Sometimes, moving a building (like a lighthouse) is about preserving historic architecture or cultural heritage. But for one significant structure in Guadalajara, Mexico, the stakes were considerably higher.
Back in 1950, city officials decided to widen a major avenue and a lot of buildings were just demolished to make way. But weighing in at around 1700 tons, the Mexican Telephone and Telegraph Company was critical to the area’s communications infrastructure — knocking it down would have disrupted local telephone service for at least a week.
Jorge Matute Remus, dean of the city’s university and a civil engineer, came forward with a solution. He suggested the entire building be lifted and moved, all while leaving the communications lines wired up and keeping the operators at work inside of the structure.
Naturally, some of the workers were nervous about this idea. Matute Remus was sympathetic to their concerns, and wanted to reassure these operators and make them feel safe. So his wife Esmeralda agreed to also go into the building while it was being moved. She even took along their seven-year-old son, Juan Jorge.
As she recalls in the video above, they couldn’t even feel the motion of the building as it was slowly shifted about 40 feet to its new location. The whole move was done in just five days, with no interruption to phone service, and deemed a big success for the city. It was all accomplished on a budget of around $100,000, a fraction of what it would have cost to demolish the structure and build a replacement.
Today, nearly 70 years later, the building is still standing, and a sculpture of Matute Remus stands outside one entrance — this life-sized figure of him appears to be pushing the building. Next to it, a plaque on the facade recalls his civil service and engineering genius.
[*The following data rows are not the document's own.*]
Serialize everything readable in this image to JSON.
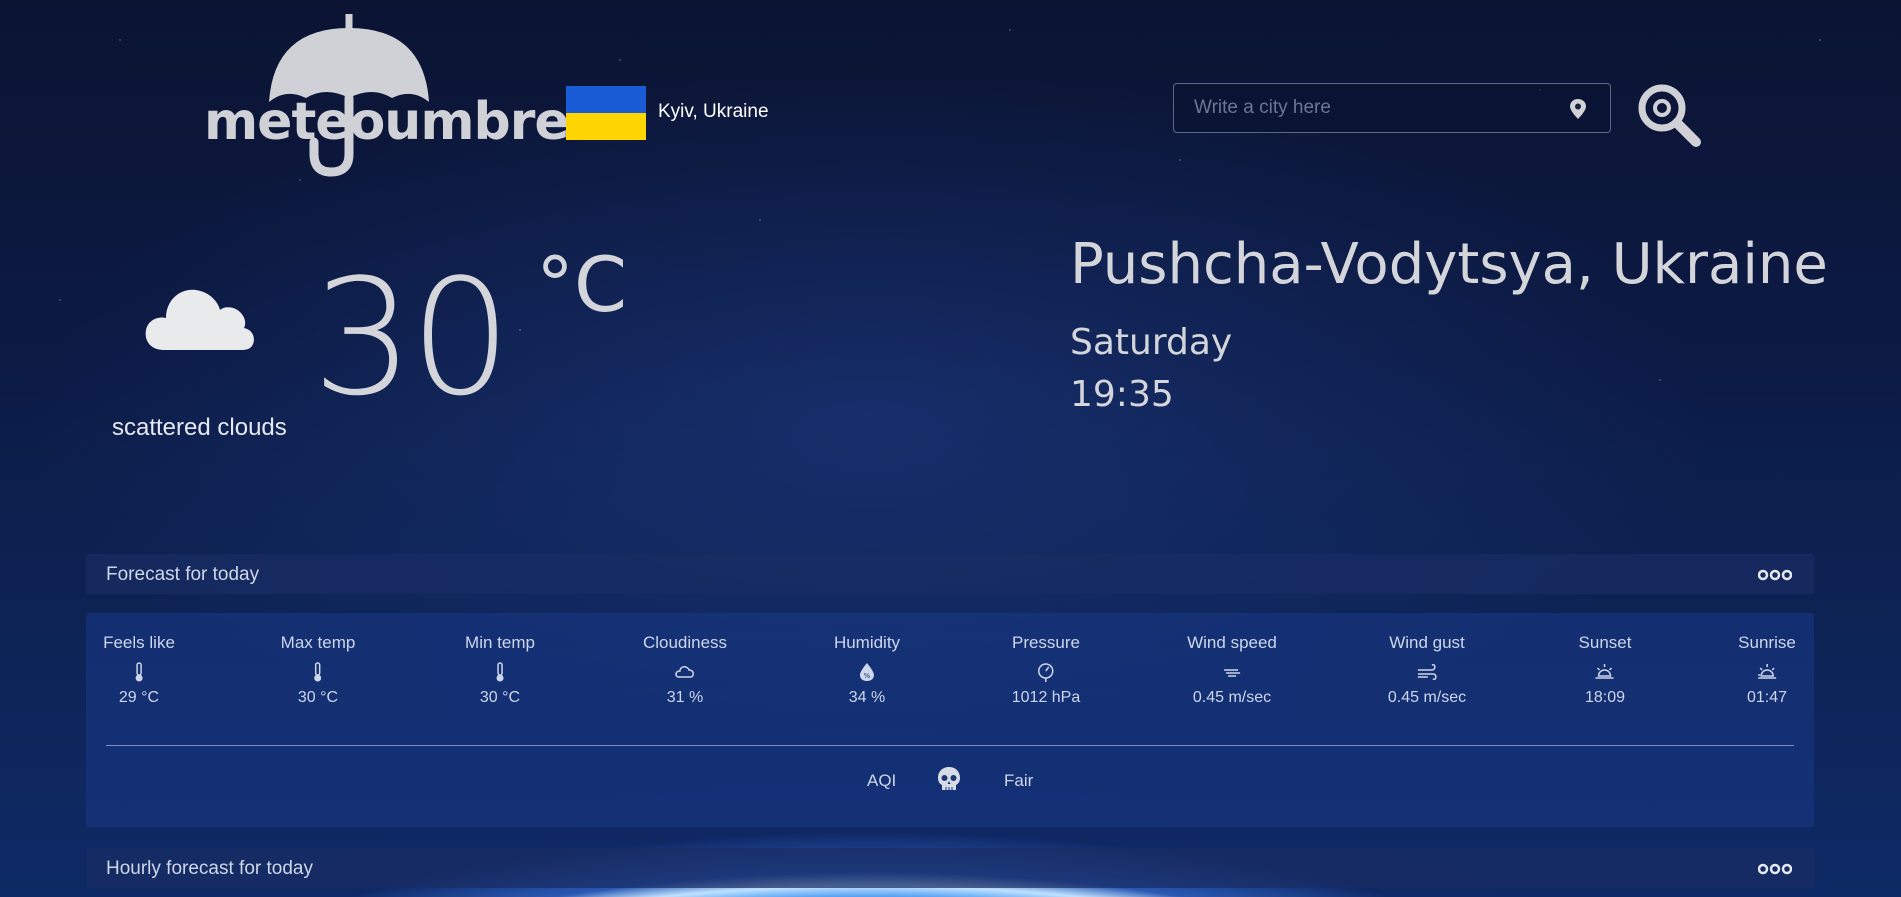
{
  "header": {
    "logo_text": "meteoumbrella",
    "flag_country": "Ukraine",
    "flag_colors": {
      "top": "#1a5bd6",
      "bottom": "#ffd500"
    },
    "user_location": "Kyiv, Ukraine",
    "search_placeholder": "Write a city here",
    "search_value": ""
  },
  "current": {
    "icon": "cloud-icon",
    "condition": "scattered clouds",
    "temperature": "30",
    "unit": "°C",
    "city": "Pushcha-Vodytsya, Ukraine",
    "day": "Saturday",
    "time": "19:35"
  },
  "forecast_today": {
    "title": "Forecast for today",
    "metrics": [
      {
        "label": "Feels like",
        "icon": "thermometer-icon",
        "value": "29 °C"
      },
      {
        "label": "Max temp",
        "icon": "thermometer-icon",
        "value": "30 °C"
      },
      {
        "label": "Min temp",
        "icon": "thermometer-icon",
        "value": "30 °C"
      },
      {
        "label": "Cloudiness",
        "icon": "cloud-icon",
        "value": "31 %"
      },
      {
        "label": "Humidity",
        "icon": "humidity-icon",
        "value": "34 %"
      },
      {
        "label": "Pressure",
        "icon": "pressure-icon",
        "value": "1012 hPa"
      },
      {
        "label": "Wind speed",
        "icon": "wind-icon",
        "value": "0.45 m/sec"
      },
      {
        "label": "Wind gust",
        "icon": "wind-gust-icon",
        "value": "0.45 m/sec"
      },
      {
        "label": "Sunset",
        "icon": "sunset-icon",
        "value": "18:09"
      },
      {
        "label": "Sunrise",
        "icon": "sunrise-icon",
        "value": "01:47"
      }
    ],
    "aqi_label": "AQI",
    "aqi_icon": "skull-icon",
    "aqi_value": "Fair"
  },
  "hourly": {
    "title": "Hourly forecast for today"
  }
}
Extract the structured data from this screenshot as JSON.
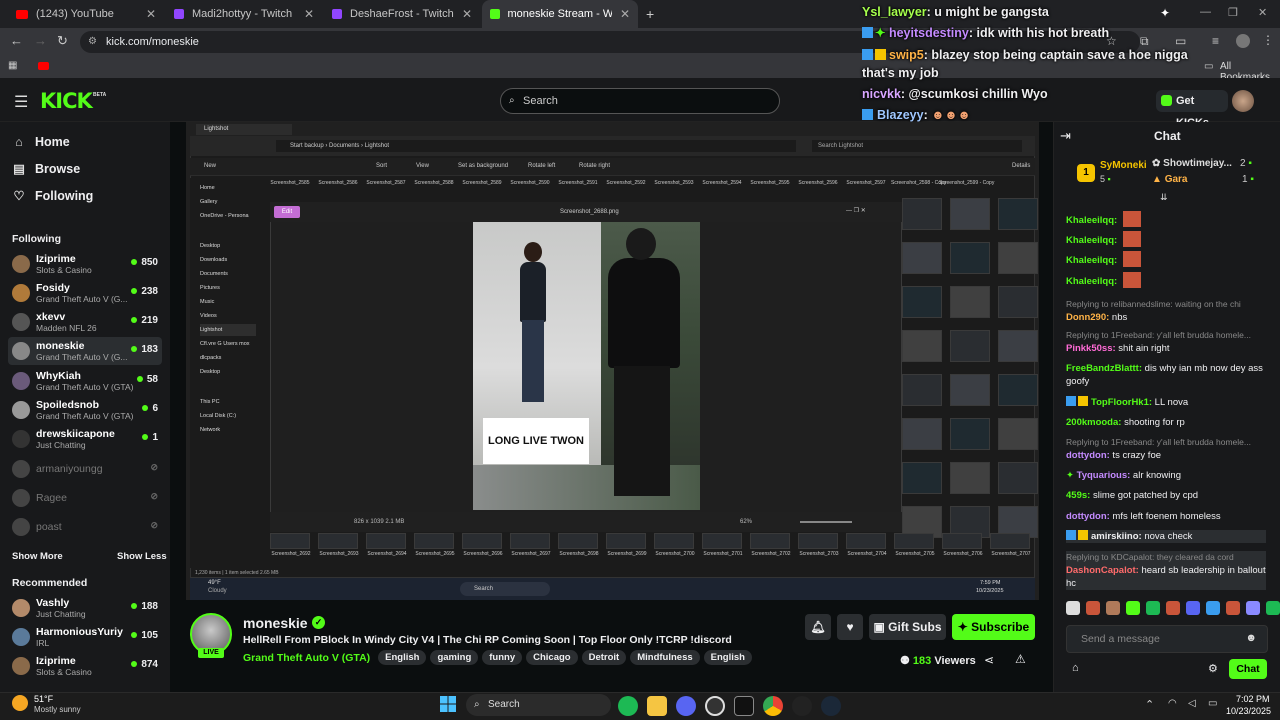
{
  "browser": {
    "tabs": [
      {
        "title": "(1243) YouTube",
        "icon": "youtube-icon",
        "color": "#ff0000"
      },
      {
        "title": "Madi2hottyy - Twitch",
        "icon": "twitch-icon",
        "color": "#9146ff"
      },
      {
        "title": "DeshaeFrost - Twitch",
        "icon": "twitch-icon",
        "color": "#9146ff"
      },
      {
        "title": "moneskie Stream - Watch Liv",
        "icon": "kick-icon",
        "color": "#53fc18"
      }
    ],
    "url": "kick.com/moneskie",
    "bookmarks_label": "All Bookmarks"
  },
  "overlay_chat": [
    {
      "user": "Ysl_lawyer",
      "text": ": u might be gangsta",
      "color": "#a6ff4d"
    },
    {
      "user": "heyitsdestiny",
      "text": ": idk with his hot breath",
      "color": "#c48bff"
    },
    {
      "user": "swip5",
      "text": ": blazey stop being captain save a hoe nigga that's my job",
      "color": "#ffb347"
    },
    {
      "user": "nicvkk",
      "text": ": @scumkosi chillin Wyo",
      "color": "#d8a6ff"
    },
    {
      "user": "Blazeyy",
      "text": ":",
      "color": "#9fc7ff"
    }
  ],
  "kick": {
    "logo": "KICK",
    "beta": "BETA",
    "search_placeholder": "Search",
    "get_kicks": "Get KICKs",
    "nav": [
      {
        "label": "Home",
        "icon": "home-icon"
      },
      {
        "label": "Browse",
        "icon": "browse-icon"
      },
      {
        "label": "Following",
        "icon": "heart-icon"
      }
    ],
    "following_title": "Following",
    "following": [
      {
        "name": "Iziprime",
        "game": "Slots & Casino",
        "viewers": "850",
        "online": true,
        "color": "#8a6a4a"
      },
      {
        "name": "Fosidy",
        "game": "Grand Theft Auto V (G...",
        "viewers": "238",
        "online": true,
        "color": "#b07a3a"
      },
      {
        "name": "xkevv",
        "game": "Madden NFL 26",
        "viewers": "219",
        "online": true,
        "color": "#555"
      },
      {
        "name": "moneskie",
        "game": "Grand Theft Auto V (G...",
        "viewers": "183",
        "online": true,
        "color": "#888"
      },
      {
        "name": "WhyKiah",
        "game": "Grand Theft Auto V (GTA)",
        "viewers": "58",
        "online": true,
        "color": "#6a5a7a"
      },
      {
        "name": "Spoiledsnob",
        "game": "Grand Theft Auto V (GTA)",
        "viewers": "6",
        "online": true,
        "color": "#999"
      },
      {
        "name": "drewskiicapone",
        "game": "Just Chatting",
        "viewers": "1",
        "online": true,
        "color": "#333"
      },
      {
        "name": "armaniyoungg",
        "game": "",
        "viewers": "",
        "online": false,
        "color": "#444"
      },
      {
        "name": "Ragee",
        "game": "",
        "viewers": "",
        "online": false,
        "color": "#444"
      },
      {
        "name": "poast",
        "game": "",
        "viewers": "",
        "online": false,
        "color": "#444"
      }
    ],
    "show_more": "Show More",
    "show_less": "Show Less",
    "recommended_title": "Recommended",
    "recommended": [
      {
        "name": "Vashly",
        "game": "Just Chatting",
        "viewers": "188",
        "color": "#b38a6a"
      },
      {
        "name": "HarmoniousYuriy",
        "game": "IRL",
        "viewers": "105",
        "color": "#5a7a9a"
      },
      {
        "name": "Iziprime",
        "game": "Slots & Casino",
        "viewers": "874",
        "color": "#8a6a4a"
      }
    ]
  },
  "explorer": {
    "tab_title": "Lightshot",
    "breadcrumb": [
      "Start backup",
      "Documents",
      "Lightshot"
    ],
    "search": "Search Lightshot",
    "toolbar": [
      "New",
      "Sort",
      "View",
      "Set as background",
      "Rotate left",
      "Rotate right",
      "Details"
    ],
    "tree": [
      "Home",
      "Gallery",
      "OneDrive - Persona",
      "Desktop",
      "Downloads",
      "Documents",
      "Pictures",
      "Music",
      "Videos",
      "Lightshot",
      "Cfl.vre G Users mox",
      "dlcpacks",
      "Desktop",
      "This PC",
      "Local Disk (C:)",
      "Network"
    ],
    "top_labels": [
      "Screenshot_2585",
      "Screenshot_2586",
      "Screenshot_2587",
      "Screenshot_2588",
      "Screenshot_2589",
      "Screenshot_2590",
      "Screenshot_2591",
      "Screenshot_2592",
      "Screenshot_2593",
      "Screenshot_2594",
      "Screenshot_2595",
      "Screenshot_2596",
      "Screenshot_2597",
      "Screenshot_2598 - Copy",
      "Screenshot_2599 - Copy"
    ],
    "bottom_labels": [
      "Screenshot_2692",
      "Screenshot_2693",
      "Screenshot_2694",
      "Screenshot_2695",
      "Screenshot_2696",
      "Screenshot_2697",
      "Screenshot_2698",
      "Screenshot_2699",
      "Screenshot_2700",
      "Screenshot_2701",
      "Screenshot_2702",
      "Screenshot_2703",
      "Screenshot_2704",
      "Screenshot_2705",
      "Screenshot_2706",
      "Screenshot_2707"
    ],
    "status": "1,230 items  |  1 item selected  2.65 MB",
    "photo_title": "Screenshot_2688.png",
    "photo_edit": "Edit",
    "photo_info": "826 x 1039   2.1 MB",
    "zoom": "62%",
    "sign_text": "LONG LIVE TWON",
    "win_weather_temp": "49°F",
    "win_weather": "Cloudy",
    "win_search": "Search",
    "win_time": "7:59 PM",
    "win_date": "10/23/2025"
  },
  "stream": {
    "name": "moneskie",
    "live": "LIVE",
    "title": "HellRell From PBlock In Windy City V4 | The Chi RP Coming Soon | Top Floor Only !TCRP !discord",
    "category": "Grand Theft Auto V (GTA)",
    "tags": [
      "English",
      "gaming",
      "funny",
      "Chicago",
      "Detroit",
      "Mindfulness",
      "English"
    ],
    "gift_subs": "Gift Subs",
    "subscribe": "Subscribe",
    "viewers": "183",
    "viewers_label": "Viewers"
  },
  "chat": {
    "title": "Chat",
    "leaders": [
      {
        "name": "SyMoneki",
        "count": "5",
        "rank": "1"
      },
      {
        "name": "Showtimejay...",
        "count": "2"
      },
      {
        "name": "Gara",
        "count": "1"
      }
    ],
    "messages": [
      {
        "user": "Khaleeilqq:",
        "text": "",
        "color": "#53fc18"
      },
      {
        "user": "Khaleeilqq:",
        "text": "",
        "color": "#53fc18"
      },
      {
        "user": "Khaleeilqq:",
        "text": "",
        "color": "#53fc18"
      },
      {
        "user": "Khaleeilqq:",
        "text": "",
        "color": "#53fc18"
      },
      {
        "reply": "Replying to relibannedslime: waiting on the chi",
        "user": "Donn290:",
        "text": " nbs",
        "color": "#ffb347"
      },
      {
        "reply": "Replying to 1Freeband: y'all left brudda homele...",
        "user": "Pinkk50ss:",
        "text": " shit ain right",
        "color": "#ff6bd6"
      },
      {
        "user": "FreeBandzBlattt:",
        "text": " dis why ian mb now dey ass goofy",
        "color": "#53fc18"
      },
      {
        "user": "TopFloorHk1:",
        "text": " LL nova",
        "color": "#53fc18"
      },
      {
        "user": "200kmooda:",
        "text": " shooting for rp",
        "color": "#53fc18"
      },
      {
        "reply": "Replying to 1Freeband: y'all left brudda homele...",
        "user": "dottydon:",
        "text": " ts crazy foe",
        "color": "#c48bff"
      },
      {
        "user": "Tyquarious:",
        "text": " alr knowing",
        "color": "#c48bff"
      },
      {
        "user": "459s:",
        "text": " slime got patched by cpd",
        "color": "#53fc18"
      },
      {
        "user": "dottydon:",
        "text": " mfs left foenem homeless",
        "color": "#c48bff"
      },
      {
        "user": "amirskiino:",
        "text": " nova check",
        "color": "#efeff1"
      },
      {
        "reply": "Replying to KDCapalot: they cleared da cord",
        "user": "DashonCapalot:",
        "text": " heard sb leadership in ballout hc",
        "color": "#ff6b6b"
      }
    ],
    "placeholder": "Send a message",
    "send": "Chat"
  },
  "taskbar": {
    "temp": "51°F",
    "weather": "Mostly sunny",
    "search": "Search",
    "time": "7:02 PM",
    "date": "10/23/2025"
  }
}
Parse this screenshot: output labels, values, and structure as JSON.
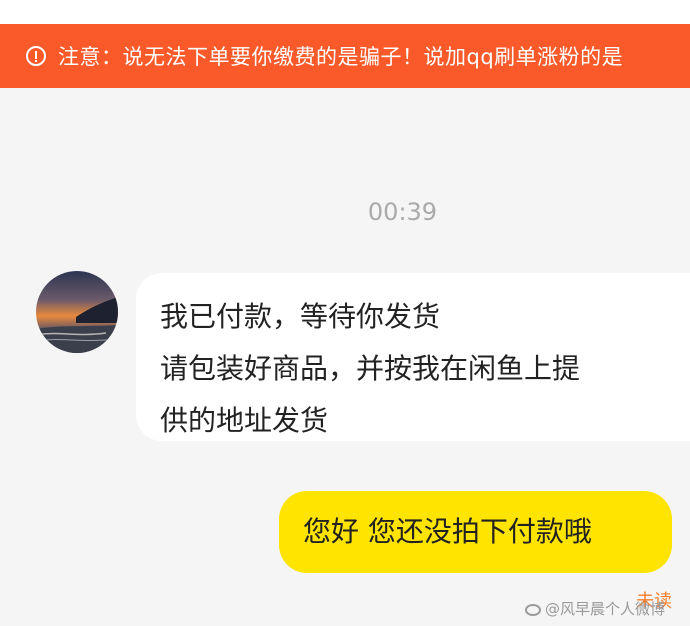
{
  "warning": {
    "text": "注意：说无法下单要你缴费的是骗子！说加qq刷单涨粉的是",
    "color": "#fa5a2a"
  },
  "chat": {
    "timestamp": "00:39",
    "incoming": {
      "lines": [
        "我已付款，等待你发货",
        "请包装好商品，并按我在闲鱼上提",
        "供的地址发货"
      ]
    },
    "outgoing": {
      "text": "您好 您还没拍下付款哦",
      "color": "#ffe400",
      "status": "未读"
    }
  },
  "watermark": "@风早晨个人微博"
}
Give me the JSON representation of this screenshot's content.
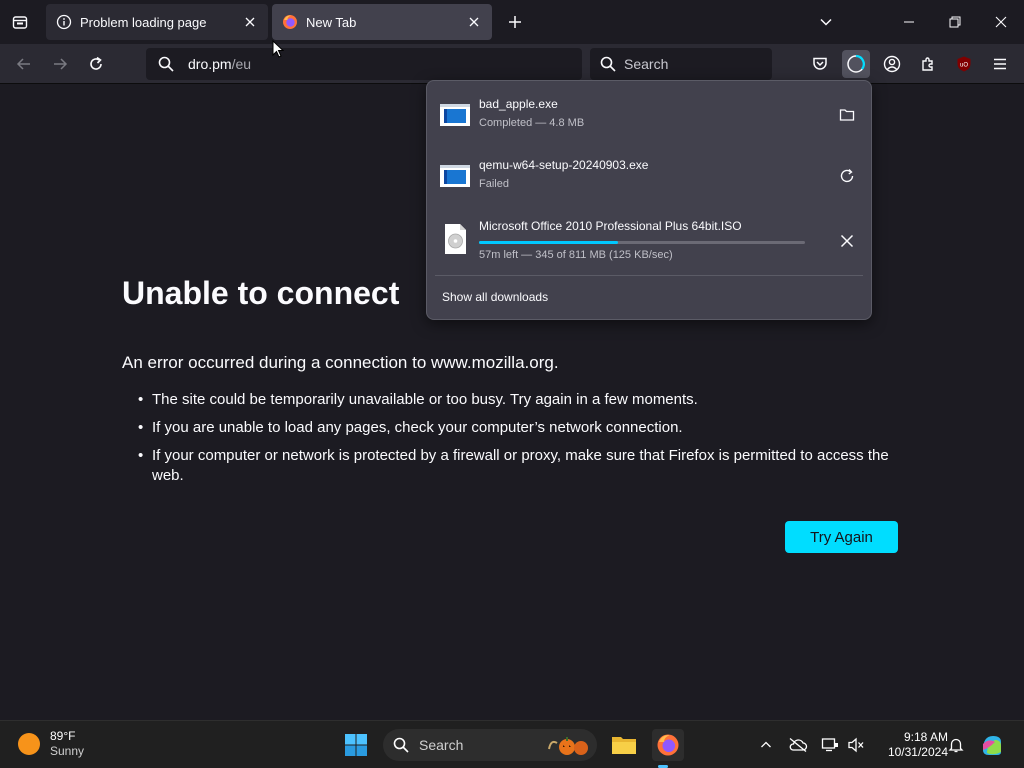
{
  "tabs": [
    {
      "title": "Problem loading page",
      "icon": "info-icon",
      "active": true
    },
    {
      "title": "New Tab",
      "icon": "firefox-icon",
      "active": false
    }
  ],
  "navbar": {
    "url_host": "dro.pm",
    "url_path": "/eu",
    "search_placeholder": "Search"
  },
  "error_page": {
    "title": "Unable to connect",
    "description": "An error occurred during a connection to www.mozilla.org.",
    "bullets": [
      "The site could be temporarily unavailable or too busy. Try again in a few moments.",
      "If you are unable to load any pages, check your computer’s network connection.",
      "If your computer or network is protected by a firewall or proxy, make sure that Firefox is permitted to access the web."
    ],
    "try_again_label": "Try Again"
  },
  "downloads": {
    "items": [
      {
        "name": "bad_apple.exe",
        "status": "Completed — 4.8 MB",
        "action": "folder-icon"
      },
      {
        "name": "qemu-w64-setup-20240903.exe",
        "status": "Failed",
        "action": "retry-icon"
      },
      {
        "name": "Microsoft Office 2010 Professional Plus 64bit.ISO",
        "status": "57m left — 345 of 811 MB (125 KB/sec)",
        "action": "cancel-icon",
        "progress_percent": 42.5
      }
    ],
    "show_all_label": "Show all downloads"
  },
  "taskbar": {
    "weather_temp": "89°F",
    "weather_condition": "Sunny",
    "search_placeholder": "Search",
    "time": "9:18 AM",
    "date": "10/31/2024"
  },
  "colors": {
    "accent": "#00ddff",
    "progress": "#00c8ff",
    "page_bg": "#1c1b22",
    "toolbar_bg": "#2b2a33",
    "panel_bg": "#42414d"
  }
}
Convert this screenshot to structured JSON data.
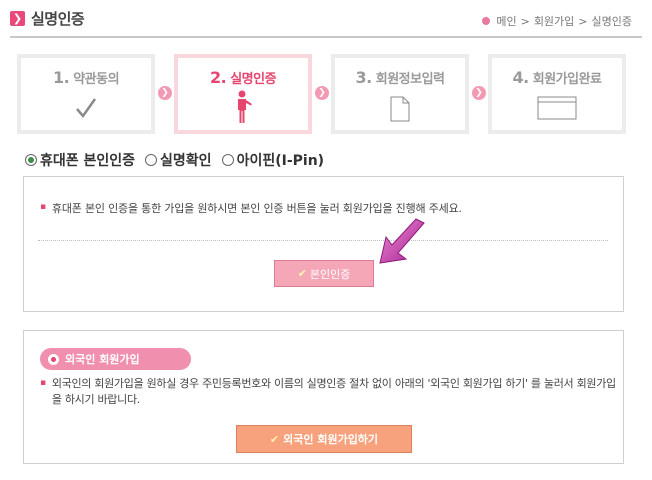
{
  "header": {
    "title": "실명인증",
    "title_icon": "chevron-right-icon",
    "breadcrumb": [
      "메인",
      "회원가입",
      "실명인증"
    ],
    "breadcrumb_sep": ">"
  },
  "steps": [
    {
      "num": "1.",
      "label": "약관동의",
      "icon": "check-icon",
      "active": false
    },
    {
      "num": "2.",
      "label": "실명인증",
      "icon": "person-icon",
      "active": true
    },
    {
      "num": "3.",
      "label": "회원정보입력",
      "icon": "document-icon",
      "active": false
    },
    {
      "num": "4.",
      "label": "회원가입완료",
      "icon": "window-icon",
      "active": false
    }
  ],
  "auth_options": {
    "selected": "휴대폰 본인인증",
    "items": [
      "휴대폰 본인인증",
      "실명확인",
      "아이핀(I-Pin)"
    ]
  },
  "phone_auth": {
    "message": "휴대폰 본인 인증을 통한 가입을 원하시면 본인 인증 버튼을 눌러 회원가입을 진행해 주세요.",
    "button_label": "본인인증"
  },
  "foreign": {
    "badge_label": "외국인 회원가입",
    "message": "외국인의 회원가입을 원하실 경우 주민등록번호와 이름의 실명인증 절차 없이 아래의 '외국인 회원가입 하기' 를 눌러서 회원가입을 하시기 바랍니다.",
    "button_label": "외국인 회원가입하기"
  },
  "colors": {
    "accent": "#e5466e",
    "step_active_border": "#f8d7dd",
    "verify_button": "#f5a7b8",
    "foreign_button": "#f7a27c",
    "badge": "#f08fae"
  }
}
Special thanks to Tamara Solorzano who wrote in from Guadalajara to share this story of a hometown hero’s clever building move.